▸ **Data extracts**:
↓
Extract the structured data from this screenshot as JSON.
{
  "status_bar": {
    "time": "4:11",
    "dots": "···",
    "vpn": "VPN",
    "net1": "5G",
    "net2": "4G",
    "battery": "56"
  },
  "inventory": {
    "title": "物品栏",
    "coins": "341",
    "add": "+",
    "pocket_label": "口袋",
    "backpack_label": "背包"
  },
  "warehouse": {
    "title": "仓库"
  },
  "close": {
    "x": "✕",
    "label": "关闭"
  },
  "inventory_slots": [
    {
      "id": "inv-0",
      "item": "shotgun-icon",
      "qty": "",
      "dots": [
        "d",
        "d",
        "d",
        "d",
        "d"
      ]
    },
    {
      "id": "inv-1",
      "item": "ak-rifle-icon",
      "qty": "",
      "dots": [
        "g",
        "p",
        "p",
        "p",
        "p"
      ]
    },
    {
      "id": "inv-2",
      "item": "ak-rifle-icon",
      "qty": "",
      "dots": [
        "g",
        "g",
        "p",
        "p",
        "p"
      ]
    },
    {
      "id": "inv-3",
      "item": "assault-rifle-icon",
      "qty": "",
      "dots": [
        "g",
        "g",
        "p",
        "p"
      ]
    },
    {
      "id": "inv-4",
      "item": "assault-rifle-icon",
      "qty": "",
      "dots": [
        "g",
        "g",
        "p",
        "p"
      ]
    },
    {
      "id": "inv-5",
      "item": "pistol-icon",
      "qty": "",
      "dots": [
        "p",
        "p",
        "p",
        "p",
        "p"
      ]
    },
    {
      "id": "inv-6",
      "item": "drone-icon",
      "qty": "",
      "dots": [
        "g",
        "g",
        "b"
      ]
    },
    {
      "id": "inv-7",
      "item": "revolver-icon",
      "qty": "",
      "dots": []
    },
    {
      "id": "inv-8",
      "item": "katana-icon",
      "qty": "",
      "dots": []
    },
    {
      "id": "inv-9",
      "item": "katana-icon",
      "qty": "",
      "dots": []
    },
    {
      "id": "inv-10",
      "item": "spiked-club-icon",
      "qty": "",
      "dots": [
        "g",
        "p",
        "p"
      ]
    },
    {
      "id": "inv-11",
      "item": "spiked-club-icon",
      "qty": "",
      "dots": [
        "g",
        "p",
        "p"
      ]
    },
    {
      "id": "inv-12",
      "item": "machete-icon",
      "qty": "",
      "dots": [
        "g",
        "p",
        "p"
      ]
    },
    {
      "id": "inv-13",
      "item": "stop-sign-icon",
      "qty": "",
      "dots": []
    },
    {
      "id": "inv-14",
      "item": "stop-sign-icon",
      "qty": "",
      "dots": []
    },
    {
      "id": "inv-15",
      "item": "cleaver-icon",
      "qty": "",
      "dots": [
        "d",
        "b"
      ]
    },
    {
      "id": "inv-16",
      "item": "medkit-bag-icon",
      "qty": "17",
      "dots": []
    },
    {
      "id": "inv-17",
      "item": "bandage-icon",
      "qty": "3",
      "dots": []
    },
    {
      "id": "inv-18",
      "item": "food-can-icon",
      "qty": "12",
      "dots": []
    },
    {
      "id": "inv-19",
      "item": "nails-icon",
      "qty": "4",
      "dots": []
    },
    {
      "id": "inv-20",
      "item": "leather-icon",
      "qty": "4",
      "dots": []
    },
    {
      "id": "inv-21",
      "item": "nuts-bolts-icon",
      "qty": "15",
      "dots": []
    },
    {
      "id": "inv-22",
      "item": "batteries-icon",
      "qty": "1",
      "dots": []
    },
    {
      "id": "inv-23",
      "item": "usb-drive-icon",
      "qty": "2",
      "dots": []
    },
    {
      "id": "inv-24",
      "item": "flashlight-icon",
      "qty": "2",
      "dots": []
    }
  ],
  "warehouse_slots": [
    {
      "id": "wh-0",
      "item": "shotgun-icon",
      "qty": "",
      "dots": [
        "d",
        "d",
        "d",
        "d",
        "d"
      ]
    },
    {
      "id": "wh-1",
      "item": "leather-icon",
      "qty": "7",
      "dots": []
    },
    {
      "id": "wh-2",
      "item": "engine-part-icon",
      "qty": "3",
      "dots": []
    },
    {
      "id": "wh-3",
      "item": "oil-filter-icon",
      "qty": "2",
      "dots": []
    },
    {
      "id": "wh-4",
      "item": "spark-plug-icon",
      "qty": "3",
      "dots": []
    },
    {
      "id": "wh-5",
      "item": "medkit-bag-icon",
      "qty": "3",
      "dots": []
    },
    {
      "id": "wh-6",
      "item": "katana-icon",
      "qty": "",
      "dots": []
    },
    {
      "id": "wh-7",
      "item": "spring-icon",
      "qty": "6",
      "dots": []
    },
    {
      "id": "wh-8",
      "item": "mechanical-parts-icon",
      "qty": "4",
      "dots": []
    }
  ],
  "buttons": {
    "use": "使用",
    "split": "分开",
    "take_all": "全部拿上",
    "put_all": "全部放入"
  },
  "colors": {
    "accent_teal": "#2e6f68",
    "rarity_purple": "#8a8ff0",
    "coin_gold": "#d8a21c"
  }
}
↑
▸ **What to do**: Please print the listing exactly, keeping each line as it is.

▸ **Problem solution**:
Extract the structured data from this screenshot as JSON.
{
  "status_bar": {
    "time": "4:11",
    "dots": "···",
    "vpn": "VPN",
    "net1": "5G",
    "net2": "4G",
    "battery": "56"
  },
  "inventory": {
    "title": "物品栏",
    "coins": "341",
    "add": "+",
    "pocket_label": "口袋",
    "backpack_label": "背包"
  },
  "warehouse": {
    "title": "仓库"
  },
  "close": {
    "x": "✕",
    "label": "关闭"
  },
  "inventory_slots": [
    {
      "id": "inv-0",
      "item": "shotgun-icon",
      "qty": "",
      "dots": [
        "d",
        "d",
        "d",
        "d",
        "d"
      ]
    },
    {
      "id": "inv-1",
      "item": "ak-rifle-icon",
      "qty": "",
      "dots": [
        "g",
        "p",
        "p",
        "p",
        "p"
      ]
    },
    {
      "id": "inv-2",
      "item": "ak-rifle-icon",
      "qty": "",
      "dots": [
        "g",
        "g",
        "p",
        "p",
        "p"
      ]
    },
    {
      "id": "inv-3",
      "item": "assault-rifle-icon",
      "qty": "",
      "dots": [
        "g",
        "g",
        "p",
        "p"
      ]
    },
    {
      "id": "inv-4",
      "item": "assault-rifle-icon",
      "qty": "",
      "dots": [
        "g",
        "g",
        "p",
        "p"
      ]
    },
    {
      "id": "inv-5",
      "item": "pistol-icon",
      "qty": "",
      "dots": [
        "p",
        "p",
        "p",
        "p",
        "p"
      ]
    },
    {
      "id": "inv-6",
      "item": "drone-icon",
      "qty": "",
      "dots": [
        "g",
        "g",
        "b"
      ]
    },
    {
      "id": "inv-7",
      "item": "revolver-icon",
      "qty": "",
      "dots": []
    },
    {
      "id": "inv-8",
      "item": "katana-icon",
      "qty": "",
      "dots": []
    },
    {
      "id": "inv-9",
      "item": "katana-icon",
      "qty": "",
      "dots": []
    },
    {
      "id": "inv-10",
      "item": "spiked-club-icon",
      "qty": "",
      "dots": [
        "g",
        "p",
        "p"
      ]
    },
    {
      "id": "inv-11",
      "item": "spiked-club-icon",
      "qty": "",
      "dots": [
        "g",
        "p",
        "p"
      ]
    },
    {
      "id": "inv-12",
      "item": "machete-icon",
      "qty": "",
      "dots": [
        "g",
        "p",
        "p"
      ]
    },
    {
      "id": "inv-13",
      "item": "stop-sign-icon",
      "qty": "",
      "dots": []
    },
    {
      "id": "inv-14",
      "item": "stop-sign-icon",
      "qty": "",
      "dots": []
    },
    {
      "id": "inv-15",
      "item": "cleaver-icon",
      "qty": "",
      "dots": [
        "d",
        "b"
      ]
    },
    {
      "id": "inv-16",
      "item": "medkit-bag-icon",
      "qty": "17",
      "dots": []
    },
    {
      "id": "inv-17",
      "item": "bandage-icon",
      "qty": "3",
      "dots": []
    },
    {
      "id": "inv-18",
      "item": "food-can-icon",
      "qty": "12",
      "dots": []
    },
    {
      "id": "inv-19",
      "item": "nails-icon",
      "qty": "4",
      "dots": []
    },
    {
      "id": "inv-20",
      "item": "leather-icon",
      "qty": "4",
      "dots": []
    },
    {
      "id": "inv-21",
      "item": "nuts-bolts-icon",
      "qty": "15",
      "dots": []
    },
    {
      "id": "inv-22",
      "item": "batteries-icon",
      "qty": "1",
      "dots": []
    },
    {
      "id": "inv-23",
      "item": "usb-drive-icon",
      "qty": "2",
      "dots": []
    },
    {
      "id": "inv-24",
      "item": "flashlight-icon",
      "qty": "2",
      "dots": []
    }
  ],
  "warehouse_slots": [
    {
      "id": "wh-0",
      "item": "shotgun-icon",
      "qty": "",
      "dots": [
        "d",
        "d",
        "d",
        "d",
        "d"
      ]
    },
    {
      "id": "wh-1",
      "item": "leather-icon",
      "qty": "7",
      "dots": []
    },
    {
      "id": "wh-2",
      "item": "engine-part-icon",
      "qty": "3",
      "dots": []
    },
    {
      "id": "wh-3",
      "item": "oil-filter-icon",
      "qty": "2",
      "dots": []
    },
    {
      "id": "wh-4",
      "item": "spark-plug-icon",
      "qty": "3",
      "dots": []
    },
    {
      "id": "wh-5",
      "item": "medkit-bag-icon",
      "qty": "3",
      "dots": []
    },
    {
      "id": "wh-6",
      "item": "katana-icon",
      "qty": "",
      "dots": []
    },
    {
      "id": "wh-7",
      "item": "spring-icon",
      "qty": "6",
      "dots": []
    },
    {
      "id": "wh-8",
      "item": "mechanical-parts-icon",
      "qty": "4",
      "dots": []
    }
  ],
  "buttons": {
    "use": "使用",
    "split": "分开",
    "take_all": "全部拿上",
    "put_all": "全部放入"
  },
  "colors": {
    "accent_teal": "#2e6f68",
    "rarity_purple": "#8a8ff0",
    "coin_gold": "#d8a21c"
  }
}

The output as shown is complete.